- _WHAT THE TASK ASKS_
Copy the lines below exactly. No picture goes into the copy.

- _Records excerpted from a collection_
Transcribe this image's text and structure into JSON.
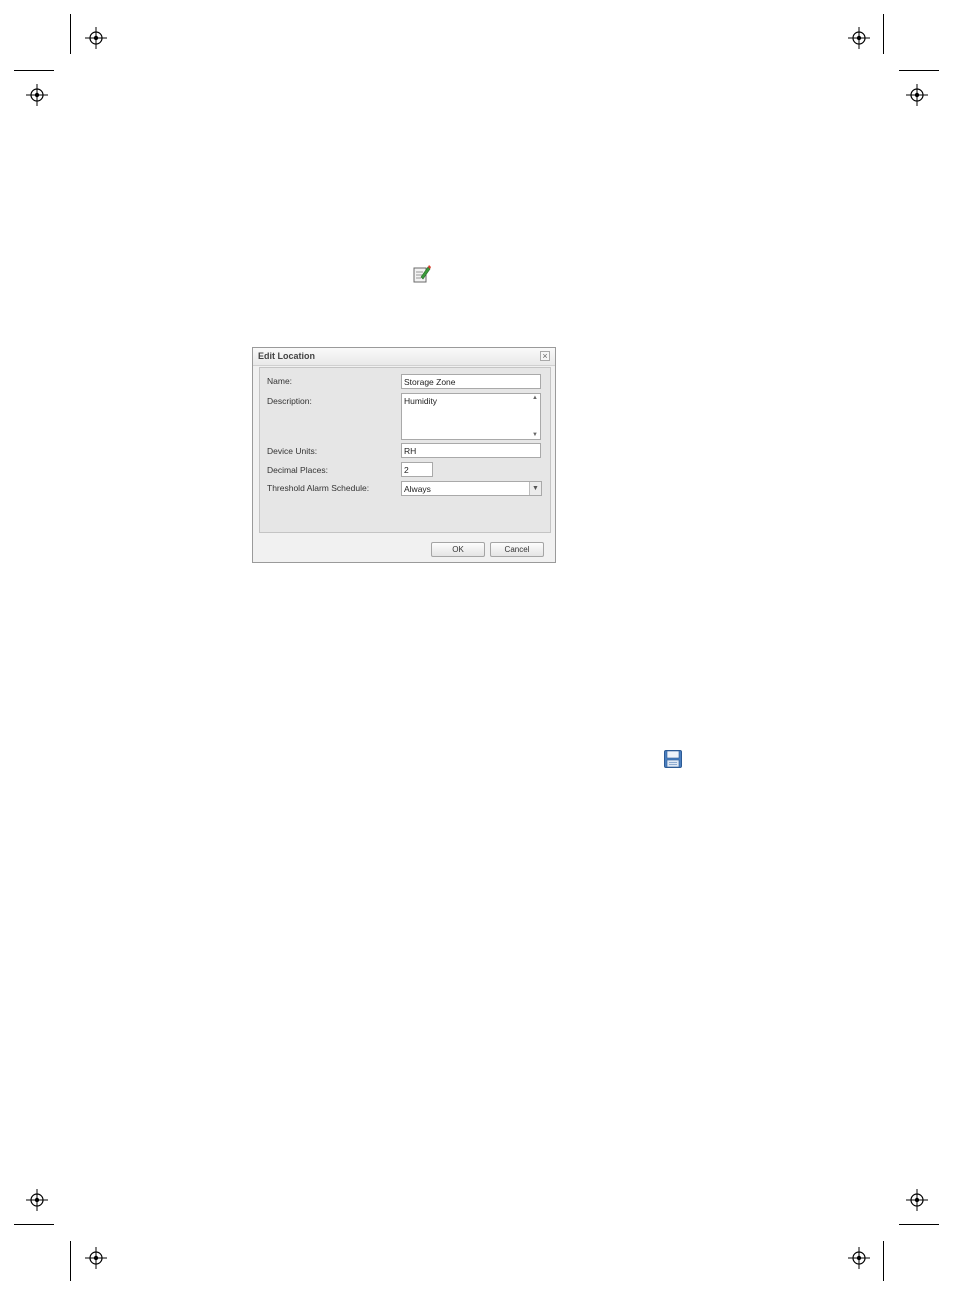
{
  "dialog": {
    "title": "Edit Location",
    "close_glyph": "×",
    "fields": {
      "name": {
        "label": "Name:",
        "value": "Storage Zone"
      },
      "description": {
        "label": "Description:",
        "value": "Humidity"
      },
      "device_units": {
        "label": "Device Units:",
        "value": "RH"
      },
      "decimal_places": {
        "label": "Decimal Places:",
        "value": "2"
      },
      "threshold_alarm_schedule": {
        "label": "Threshold Alarm Schedule:",
        "value": "Always"
      }
    },
    "buttons": {
      "ok": "OK",
      "cancel": "Cancel"
    }
  },
  "icons": {
    "edit": "edit-pencil-icon",
    "save": "save-floppy-icon",
    "close": "close-icon",
    "registration": "registration-mark-icon"
  },
  "colors": {
    "dialog_bg": "#f1f1f1",
    "dialog_body": "#e6e6e6",
    "save_icon_blue": "#4a7fc1"
  }
}
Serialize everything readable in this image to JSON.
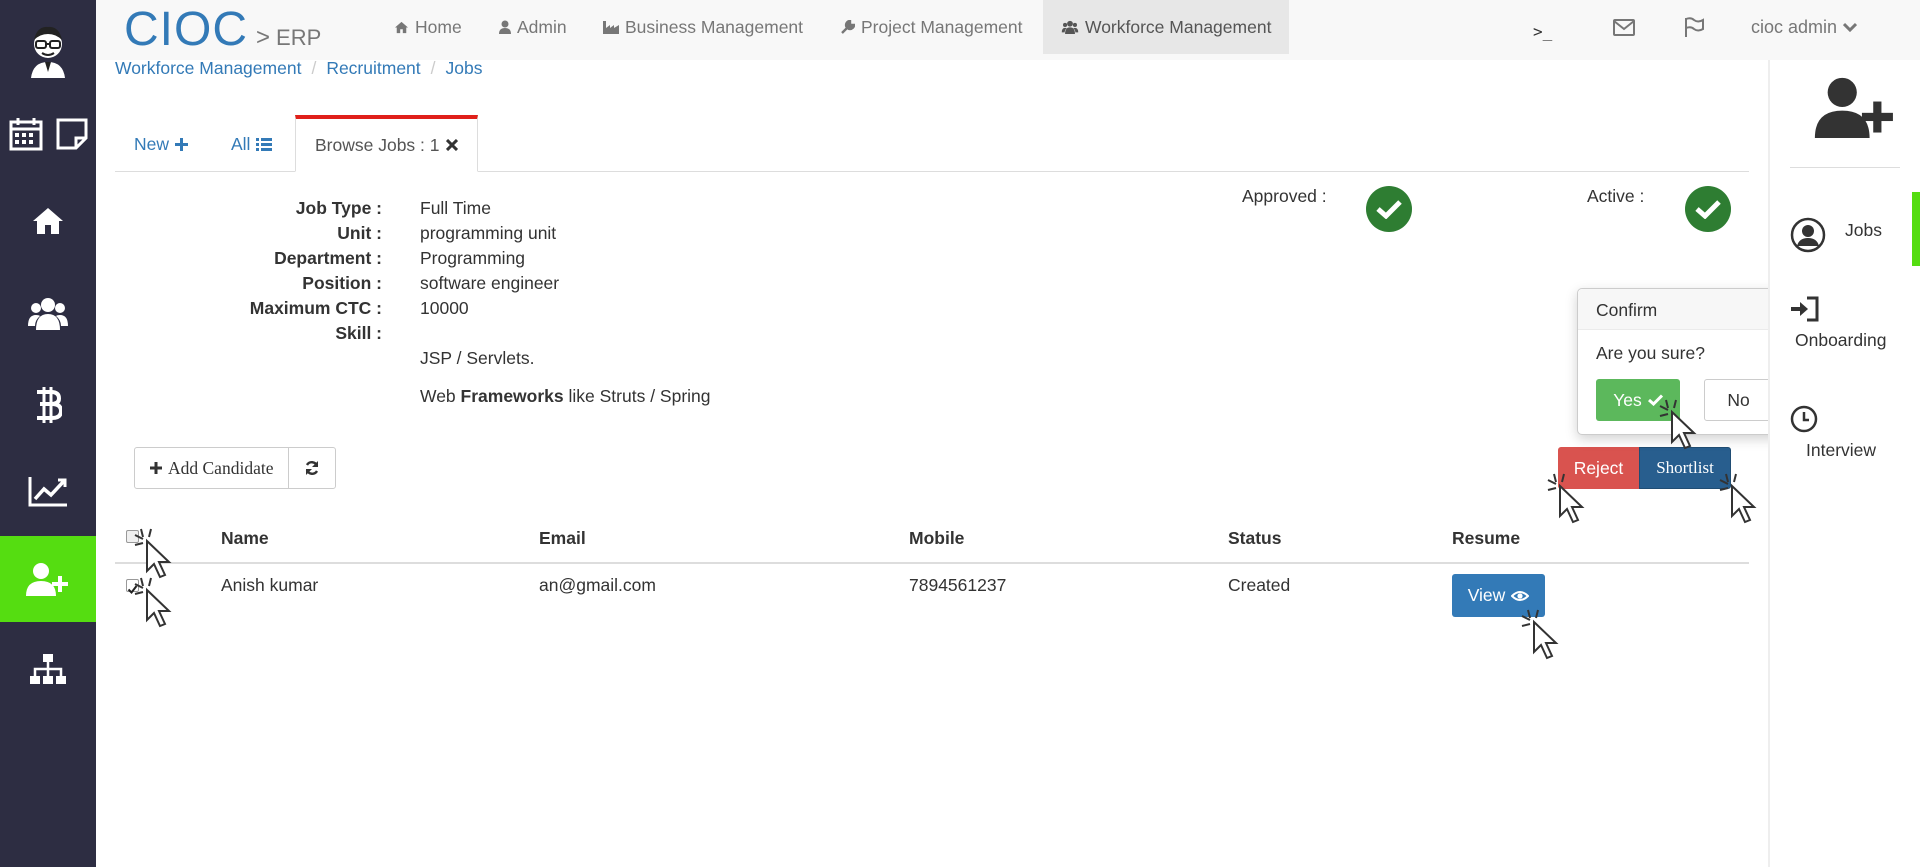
{
  "brand": {
    "main": "CIOC",
    "separator": ">",
    "sub": "ERP"
  },
  "topnav": {
    "items": [
      {
        "label": "Home",
        "icon": "home-icon"
      },
      {
        "label": "Admin",
        "icon": "user-icon"
      },
      {
        "label": "Business Management",
        "icon": "industry-icon"
      },
      {
        "label": "Project Management",
        "icon": "wrench-icon"
      },
      {
        "label": "Workforce Management",
        "icon": "users-icon",
        "active": true
      }
    ],
    "terminal": ">_",
    "user": "cioc admin"
  },
  "sidebar": {
    "items": [
      "avatar",
      "calendar-icon",
      "note-icon",
      "home-icon",
      "users-icon",
      "bitcoin-icon",
      "chart-line-icon",
      "user-plus-icon",
      "sitemap-icon"
    ],
    "active": "user-plus-icon"
  },
  "breadcrumb": [
    "Workforce Management",
    "Recruitment",
    "Jobs"
  ],
  "tabs": [
    {
      "label": "New"
    },
    {
      "label": "All"
    },
    {
      "label": "Browse Jobs : 1",
      "active": true
    }
  ],
  "job": {
    "fields": [
      {
        "label": "Job Type :",
        "value": "Full Time"
      },
      {
        "label": "Unit :",
        "value": "programming unit"
      },
      {
        "label": "Department :",
        "value": "Programming"
      },
      {
        "label": "Position :",
        "value": "software engineer"
      },
      {
        "label": "Maximum CTC :",
        "value": "10000"
      },
      {
        "label": "Skill :",
        "value": ""
      }
    ],
    "skill_lines": {
      "line1": "JSP / Servlets.",
      "line2_prefix": "Web ",
      "line2_bold": "Frameworks",
      "line2_suffix": " like Struts / Spring"
    },
    "approved_label": "Approved :",
    "active_label": "Active :"
  },
  "actions": {
    "add_candidate": "Add Candidate",
    "reject": "Reject",
    "shortlist": "Shortlist"
  },
  "confirm": {
    "title": "Confirm",
    "question": "Are you sure?",
    "yes": "Yes",
    "no": "No"
  },
  "table": {
    "headers": [
      "Name",
      "Email",
      "Mobile",
      "Status",
      "Resume"
    ],
    "rows": [
      {
        "name": "Anish kumar",
        "email": "an@gmail.com",
        "mobile": "7894561237",
        "status": "Created",
        "resume": "View",
        "checked": true
      }
    ]
  },
  "right_panel": {
    "items": [
      "Jobs",
      "Onboarding",
      "Interview"
    ]
  },
  "colors": {
    "sidebar_bg": "#2d2d42",
    "accent_green": "#55dd11",
    "link_blue": "#337ab7",
    "danger": "#d9534f",
    "success": "#5cb85c",
    "check_green": "#2e7d32"
  }
}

- _RESPONSE TO THIS TASK_
Transcribe this image's text and structure into JSON.
{
  "dialog": {
    "title": "Edit Location",
    "close_glyph": "×",
    "fields": {
      "name": {
        "label": "Name:",
        "value": "Storage Zone"
      },
      "description": {
        "label": "Description:",
        "value": "Humidity"
      },
      "device_units": {
        "label": "Device Units:",
        "value": "RH"
      },
      "decimal_places": {
        "label": "Decimal Places:",
        "value": "2"
      },
      "threshold_alarm_schedule": {
        "label": "Threshold Alarm Schedule:",
        "value": "Always"
      }
    },
    "buttons": {
      "ok": "OK",
      "cancel": "Cancel"
    }
  },
  "icons": {
    "edit": "edit-pencil-icon",
    "save": "save-floppy-icon",
    "close": "close-icon",
    "registration": "registration-mark-icon"
  },
  "colors": {
    "dialog_bg": "#f1f1f1",
    "dialog_body": "#e6e6e6",
    "save_icon_blue": "#4a7fc1"
  }
}
Serialize everything readable in this image to JSON.
{
  "brand": {
    "main": "CIOC",
    "separator": ">",
    "sub": "ERP"
  },
  "topnav": {
    "items": [
      {
        "label": "Home",
        "icon": "home-icon"
      },
      {
        "label": "Admin",
        "icon": "user-icon"
      },
      {
        "label": "Business Management",
        "icon": "industry-icon"
      },
      {
        "label": "Project Management",
        "icon": "wrench-icon"
      },
      {
        "label": "Workforce Management",
        "icon": "users-icon",
        "active": true
      }
    ],
    "terminal": ">_",
    "user": "cioc admin"
  },
  "sidebar": {
    "items": [
      "avatar",
      "calendar-icon",
      "note-icon",
      "home-icon",
      "users-icon",
      "bitcoin-icon",
      "chart-line-icon",
      "user-plus-icon",
      "sitemap-icon"
    ],
    "active": "user-plus-icon"
  },
  "breadcrumb": [
    "Workforce Management",
    "Recruitment",
    "Jobs"
  ],
  "tabs": [
    {
      "label": "New"
    },
    {
      "label": "All"
    },
    {
      "label": "Browse Jobs : 1",
      "active": true
    }
  ],
  "job": {
    "fields": [
      {
        "label": "Job Type :",
        "value": "Full Time"
      },
      {
        "label": "Unit :",
        "value": "programming unit"
      },
      {
        "label": "Department :",
        "value": "Programming"
      },
      {
        "label": "Position :",
        "value": "software engineer"
      },
      {
        "label": "Maximum CTC :",
        "value": "10000"
      },
      {
        "label": "Skill :",
        "value": ""
      }
    ],
    "skill_lines": {
      "line1": "JSP / Servlets.",
      "line2_prefix": "Web ",
      "line2_bold": "Frameworks",
      "line2_suffix": " like Struts / Spring"
    },
    "approved_label": "Approved :",
    "active_label": "Active :"
  },
  "actions": {
    "add_candidate": "Add Candidate",
    "reject": "Reject",
    "shortlist": "Shortlist"
  },
  "confirm": {
    "title": "Confirm",
    "question": "Are you sure?",
    "yes": "Yes",
    "no": "No"
  },
  "table": {
    "headers": [
      "Name",
      "Email",
      "Mobile",
      "Status",
      "Resume"
    ],
    "rows": [
      {
        "name": "Anish kumar",
        "email": "an@gmail.com",
        "mobile": "7894561237",
        "status": "Created",
        "resume": "View",
        "checked": true
      }
    ]
  },
  "right_panel": {
    "items": [
      "Jobs",
      "Onboarding",
      "Interview"
    ]
  },
  "colors": {
    "sidebar_bg": "#2d2d42",
    "accent_green": "#55dd11",
    "link_blue": "#337ab7",
    "danger": "#d9534f",
    "success": "#5cb85c",
    "check_green": "#2e7d32"
  }
}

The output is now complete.